- Lasik surgery helped me cultivate the habit of not touching my eyes
- I attribute my lack of crow’s feet to 21 years of not rubbing my eyes
- Be careful with the rest of your face too – especially, cell phones can be super filthy!
I was 22 years old, sitting in the emergency room, and not able to see a thing. I thought I might go blind. Luckily, it was just a scratched cornea caused by some bad contacts and I would regain my vision. However, the doctor told me I was done with contacts for good. As much as the thought of Lasik surgery scared me, I wasn't ready to fathom a life of 24/7 glasses. I reluctantly went under the laser.
The real shocker came after surgery when the doctor warned me against rubbing my eyes for at least a couple of weeks. Doing so could dislodge the flap made in my cornea during surgery and cause serious damage. I was so anxious about my eye flaps falling off and possibly going blind that I gave up eye rubbing then and there – not just for two weeks but perpetually. And not just eye rubbing – I rarely ever touch my eye area or my face. The few exceptions are when I’m putting on or taking off makeup, applying eye cream or engaged in some kind of face massage. And even then, I take a deep breath first and do it as gently as I can. 21 years later, I attribute Lasik to my lack of crow’s feet.
Whenever someone starts rubbing their eyes or otherwise harshly touching or rubbing other areas of their face, I have a hard time calming down my inner nagging Korean mom. I want to yell, “don’t do that…! It’s giving you unnecessary wrinkles, aigo (Korean way of saying “ugh”)!!!” Touching, rubbing, creasing, tugging at your face are all culprits of stressed, wrinkled, and unhealthy skin. These are bad habits to avoid like chewing your nails or shaking your leg (in Korean culture, they say this shakes out all your good luck).

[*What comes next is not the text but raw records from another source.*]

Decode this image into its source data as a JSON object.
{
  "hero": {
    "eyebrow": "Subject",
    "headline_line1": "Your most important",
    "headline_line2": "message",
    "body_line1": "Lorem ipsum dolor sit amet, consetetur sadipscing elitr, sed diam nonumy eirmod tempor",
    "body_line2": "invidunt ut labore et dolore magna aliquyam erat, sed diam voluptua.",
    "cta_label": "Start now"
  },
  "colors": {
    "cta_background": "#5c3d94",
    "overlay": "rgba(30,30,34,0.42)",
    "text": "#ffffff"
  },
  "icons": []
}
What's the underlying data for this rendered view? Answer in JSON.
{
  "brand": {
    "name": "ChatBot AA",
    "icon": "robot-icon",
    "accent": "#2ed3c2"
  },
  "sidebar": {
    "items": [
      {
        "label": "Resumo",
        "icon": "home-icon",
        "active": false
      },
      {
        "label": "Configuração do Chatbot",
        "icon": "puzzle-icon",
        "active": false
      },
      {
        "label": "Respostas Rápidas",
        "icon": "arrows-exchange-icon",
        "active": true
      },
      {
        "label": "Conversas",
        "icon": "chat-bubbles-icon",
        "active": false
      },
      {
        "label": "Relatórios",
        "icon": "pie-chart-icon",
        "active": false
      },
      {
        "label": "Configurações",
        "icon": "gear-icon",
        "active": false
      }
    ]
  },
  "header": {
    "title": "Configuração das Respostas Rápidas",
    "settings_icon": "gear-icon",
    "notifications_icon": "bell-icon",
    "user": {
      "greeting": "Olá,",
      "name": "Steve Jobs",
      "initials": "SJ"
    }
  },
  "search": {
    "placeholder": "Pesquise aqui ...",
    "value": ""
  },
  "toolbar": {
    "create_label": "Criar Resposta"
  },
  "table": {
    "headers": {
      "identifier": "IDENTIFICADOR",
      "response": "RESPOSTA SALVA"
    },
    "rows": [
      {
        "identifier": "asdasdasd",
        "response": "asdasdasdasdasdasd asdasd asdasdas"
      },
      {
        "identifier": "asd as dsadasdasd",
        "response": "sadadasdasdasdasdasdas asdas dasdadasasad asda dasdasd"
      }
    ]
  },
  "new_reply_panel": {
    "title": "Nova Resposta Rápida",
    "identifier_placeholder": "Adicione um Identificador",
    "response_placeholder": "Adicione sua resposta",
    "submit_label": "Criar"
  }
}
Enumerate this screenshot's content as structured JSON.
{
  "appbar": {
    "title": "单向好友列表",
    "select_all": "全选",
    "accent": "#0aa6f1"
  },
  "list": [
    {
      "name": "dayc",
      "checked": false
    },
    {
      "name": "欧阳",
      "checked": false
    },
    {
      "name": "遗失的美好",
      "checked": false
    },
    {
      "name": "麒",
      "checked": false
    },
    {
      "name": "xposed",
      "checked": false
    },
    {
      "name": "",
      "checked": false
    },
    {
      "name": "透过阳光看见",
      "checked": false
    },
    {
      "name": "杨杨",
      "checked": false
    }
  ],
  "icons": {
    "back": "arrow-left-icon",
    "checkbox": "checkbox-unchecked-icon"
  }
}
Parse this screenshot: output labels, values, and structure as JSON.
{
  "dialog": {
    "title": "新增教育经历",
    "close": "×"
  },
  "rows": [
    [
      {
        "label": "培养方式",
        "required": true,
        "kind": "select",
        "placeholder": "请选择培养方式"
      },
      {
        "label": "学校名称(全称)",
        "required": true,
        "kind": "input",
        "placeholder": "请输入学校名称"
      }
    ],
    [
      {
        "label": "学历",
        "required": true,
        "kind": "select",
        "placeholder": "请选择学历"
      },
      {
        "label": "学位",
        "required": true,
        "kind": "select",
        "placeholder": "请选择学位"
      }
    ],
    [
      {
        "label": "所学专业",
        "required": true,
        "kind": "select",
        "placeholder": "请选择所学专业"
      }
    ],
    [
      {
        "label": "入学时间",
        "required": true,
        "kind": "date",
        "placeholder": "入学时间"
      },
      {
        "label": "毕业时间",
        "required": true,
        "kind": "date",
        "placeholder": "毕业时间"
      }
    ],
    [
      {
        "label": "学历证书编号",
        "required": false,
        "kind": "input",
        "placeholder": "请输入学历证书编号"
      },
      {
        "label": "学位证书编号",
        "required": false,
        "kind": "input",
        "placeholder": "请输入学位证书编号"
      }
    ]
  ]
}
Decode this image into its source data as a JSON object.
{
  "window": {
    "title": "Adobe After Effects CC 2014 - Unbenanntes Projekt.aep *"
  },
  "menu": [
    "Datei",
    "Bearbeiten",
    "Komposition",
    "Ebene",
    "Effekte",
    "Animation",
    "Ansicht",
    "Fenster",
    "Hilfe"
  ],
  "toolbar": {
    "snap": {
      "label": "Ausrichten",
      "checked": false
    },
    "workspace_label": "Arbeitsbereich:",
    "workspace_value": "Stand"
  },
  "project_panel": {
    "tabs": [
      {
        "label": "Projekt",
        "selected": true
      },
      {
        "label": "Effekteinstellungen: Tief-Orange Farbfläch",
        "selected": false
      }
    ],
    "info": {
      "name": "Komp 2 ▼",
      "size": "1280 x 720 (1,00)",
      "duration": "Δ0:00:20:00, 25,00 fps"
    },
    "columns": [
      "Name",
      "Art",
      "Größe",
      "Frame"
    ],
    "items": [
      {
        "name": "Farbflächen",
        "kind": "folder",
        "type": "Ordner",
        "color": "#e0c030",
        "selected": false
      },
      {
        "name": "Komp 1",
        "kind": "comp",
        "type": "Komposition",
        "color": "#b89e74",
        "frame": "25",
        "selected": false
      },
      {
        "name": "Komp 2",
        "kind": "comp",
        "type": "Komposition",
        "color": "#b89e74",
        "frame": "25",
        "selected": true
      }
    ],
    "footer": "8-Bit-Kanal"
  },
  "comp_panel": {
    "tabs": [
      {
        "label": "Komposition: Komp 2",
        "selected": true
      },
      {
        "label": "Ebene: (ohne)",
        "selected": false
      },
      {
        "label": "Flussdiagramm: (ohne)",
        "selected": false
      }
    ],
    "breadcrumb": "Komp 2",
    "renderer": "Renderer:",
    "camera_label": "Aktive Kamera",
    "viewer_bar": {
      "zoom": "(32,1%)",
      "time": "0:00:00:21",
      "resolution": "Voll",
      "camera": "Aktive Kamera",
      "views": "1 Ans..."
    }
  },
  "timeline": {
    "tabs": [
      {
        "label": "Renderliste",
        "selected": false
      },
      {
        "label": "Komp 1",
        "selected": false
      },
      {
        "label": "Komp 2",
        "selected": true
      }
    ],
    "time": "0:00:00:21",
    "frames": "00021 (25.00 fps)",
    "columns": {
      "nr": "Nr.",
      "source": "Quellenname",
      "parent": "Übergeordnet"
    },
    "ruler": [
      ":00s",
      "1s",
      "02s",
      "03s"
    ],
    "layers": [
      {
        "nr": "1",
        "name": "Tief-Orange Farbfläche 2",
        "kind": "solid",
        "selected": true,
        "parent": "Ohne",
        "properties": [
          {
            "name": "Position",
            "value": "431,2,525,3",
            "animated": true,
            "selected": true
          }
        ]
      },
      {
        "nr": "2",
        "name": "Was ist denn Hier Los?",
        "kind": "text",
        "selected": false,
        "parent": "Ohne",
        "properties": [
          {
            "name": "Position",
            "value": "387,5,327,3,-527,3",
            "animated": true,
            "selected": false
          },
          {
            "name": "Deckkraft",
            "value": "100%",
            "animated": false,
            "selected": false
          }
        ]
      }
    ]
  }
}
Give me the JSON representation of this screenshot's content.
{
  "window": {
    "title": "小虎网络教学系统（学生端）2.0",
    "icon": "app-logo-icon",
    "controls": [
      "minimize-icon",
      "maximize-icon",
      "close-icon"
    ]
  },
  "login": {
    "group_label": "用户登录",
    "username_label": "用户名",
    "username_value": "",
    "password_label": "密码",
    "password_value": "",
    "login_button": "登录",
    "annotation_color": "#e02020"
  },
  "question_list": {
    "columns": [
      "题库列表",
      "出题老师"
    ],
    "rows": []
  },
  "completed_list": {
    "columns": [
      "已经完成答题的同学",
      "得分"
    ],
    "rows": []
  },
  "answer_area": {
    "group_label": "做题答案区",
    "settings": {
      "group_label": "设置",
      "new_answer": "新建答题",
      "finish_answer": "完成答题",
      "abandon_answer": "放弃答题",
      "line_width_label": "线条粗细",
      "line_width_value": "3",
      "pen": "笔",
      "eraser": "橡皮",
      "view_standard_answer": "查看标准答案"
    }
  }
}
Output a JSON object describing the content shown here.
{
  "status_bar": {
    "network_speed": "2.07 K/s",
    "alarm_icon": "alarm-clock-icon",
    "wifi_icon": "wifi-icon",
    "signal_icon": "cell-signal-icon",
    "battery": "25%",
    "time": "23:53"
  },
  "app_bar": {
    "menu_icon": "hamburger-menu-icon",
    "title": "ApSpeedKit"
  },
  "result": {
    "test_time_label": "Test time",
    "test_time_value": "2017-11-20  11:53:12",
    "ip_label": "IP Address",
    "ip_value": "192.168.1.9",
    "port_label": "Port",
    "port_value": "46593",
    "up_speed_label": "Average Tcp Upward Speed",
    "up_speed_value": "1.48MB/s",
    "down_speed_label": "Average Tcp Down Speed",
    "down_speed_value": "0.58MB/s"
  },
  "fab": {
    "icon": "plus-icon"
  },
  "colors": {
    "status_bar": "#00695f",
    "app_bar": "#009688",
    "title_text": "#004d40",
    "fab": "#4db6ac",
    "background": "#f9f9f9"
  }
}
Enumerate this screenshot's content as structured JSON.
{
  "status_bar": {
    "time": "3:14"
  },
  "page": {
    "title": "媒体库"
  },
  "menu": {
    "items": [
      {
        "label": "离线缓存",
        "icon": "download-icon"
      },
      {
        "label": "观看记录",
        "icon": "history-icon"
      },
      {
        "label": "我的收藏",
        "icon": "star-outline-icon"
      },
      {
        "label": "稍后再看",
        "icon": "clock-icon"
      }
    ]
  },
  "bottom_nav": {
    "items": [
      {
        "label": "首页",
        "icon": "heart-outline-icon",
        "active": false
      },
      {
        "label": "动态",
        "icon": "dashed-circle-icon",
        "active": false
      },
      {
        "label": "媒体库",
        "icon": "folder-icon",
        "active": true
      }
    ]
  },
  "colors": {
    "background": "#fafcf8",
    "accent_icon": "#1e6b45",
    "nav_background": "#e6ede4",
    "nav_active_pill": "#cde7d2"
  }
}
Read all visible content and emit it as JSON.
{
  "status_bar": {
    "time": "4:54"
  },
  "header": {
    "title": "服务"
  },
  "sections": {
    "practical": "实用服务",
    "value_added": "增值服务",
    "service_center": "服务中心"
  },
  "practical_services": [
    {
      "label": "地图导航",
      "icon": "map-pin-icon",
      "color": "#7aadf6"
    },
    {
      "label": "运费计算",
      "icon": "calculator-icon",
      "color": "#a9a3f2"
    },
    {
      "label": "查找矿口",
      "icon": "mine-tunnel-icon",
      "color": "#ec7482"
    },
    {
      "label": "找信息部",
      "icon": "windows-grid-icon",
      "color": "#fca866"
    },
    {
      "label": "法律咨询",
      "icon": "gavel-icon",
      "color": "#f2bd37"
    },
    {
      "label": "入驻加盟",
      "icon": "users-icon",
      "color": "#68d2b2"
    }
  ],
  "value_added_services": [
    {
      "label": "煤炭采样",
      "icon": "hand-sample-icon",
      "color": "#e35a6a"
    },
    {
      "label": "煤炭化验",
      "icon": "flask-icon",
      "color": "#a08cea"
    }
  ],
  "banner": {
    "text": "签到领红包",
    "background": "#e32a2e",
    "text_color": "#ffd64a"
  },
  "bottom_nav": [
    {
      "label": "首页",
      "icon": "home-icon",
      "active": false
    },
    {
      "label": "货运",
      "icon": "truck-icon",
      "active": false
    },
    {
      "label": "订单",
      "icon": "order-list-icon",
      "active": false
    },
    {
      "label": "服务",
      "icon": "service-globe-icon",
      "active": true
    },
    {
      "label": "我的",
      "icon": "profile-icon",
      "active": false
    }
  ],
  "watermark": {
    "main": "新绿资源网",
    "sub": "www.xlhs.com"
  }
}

We should all work on mindfully combating these bad habits for our skin’s sake - in particular, around the delicate eye area. If your eyes are so itchy you can’t bear it, use eye drops or splash water around them without rubbing. Or try to focus attention elsewhere and before you know it, the itch will be gone (a meditation technique that sounded annoying at first, but actually works).
You also shouldn’t touch your face since your hands are usually dirty. You've probably heard before that touching your face with dirty hands can cause breakouts. We aren’t necessarily conscious about this, but as the day progresses, think about all the random unsanitary stuff our hands come across. Pens, door knobs, computers, elevator buttons, staircase railings, restaurant menus, pepper and salt shakers, etc.
The worst offender by far is your cell phone. There was a study not long ago that found that cell phones carry ten times more bacteria than most toilet seats – super gross, right? Hopefully you wash your hands every time you use the bathroom, but do you wash your hands after every call you take or text you send? The answer is probably no and more likely than not, most of us are mindlessly touching our faces constantly throughout the day after our hands touch our filthy phones. Every time we do, we’re increasing the chances of the dirt, oil and bacteria from our hands getting onto our faces and causing skin issues.
I know it can be an extremely difficult habit to break, but let's vow together to try to be more mindful of instances where we put our hands on our faces, in particular, the delicate eye area. No need to get Lasik like I did, but in case it's helpful, maybe you could just pretend your eyeballs might fall out if you do?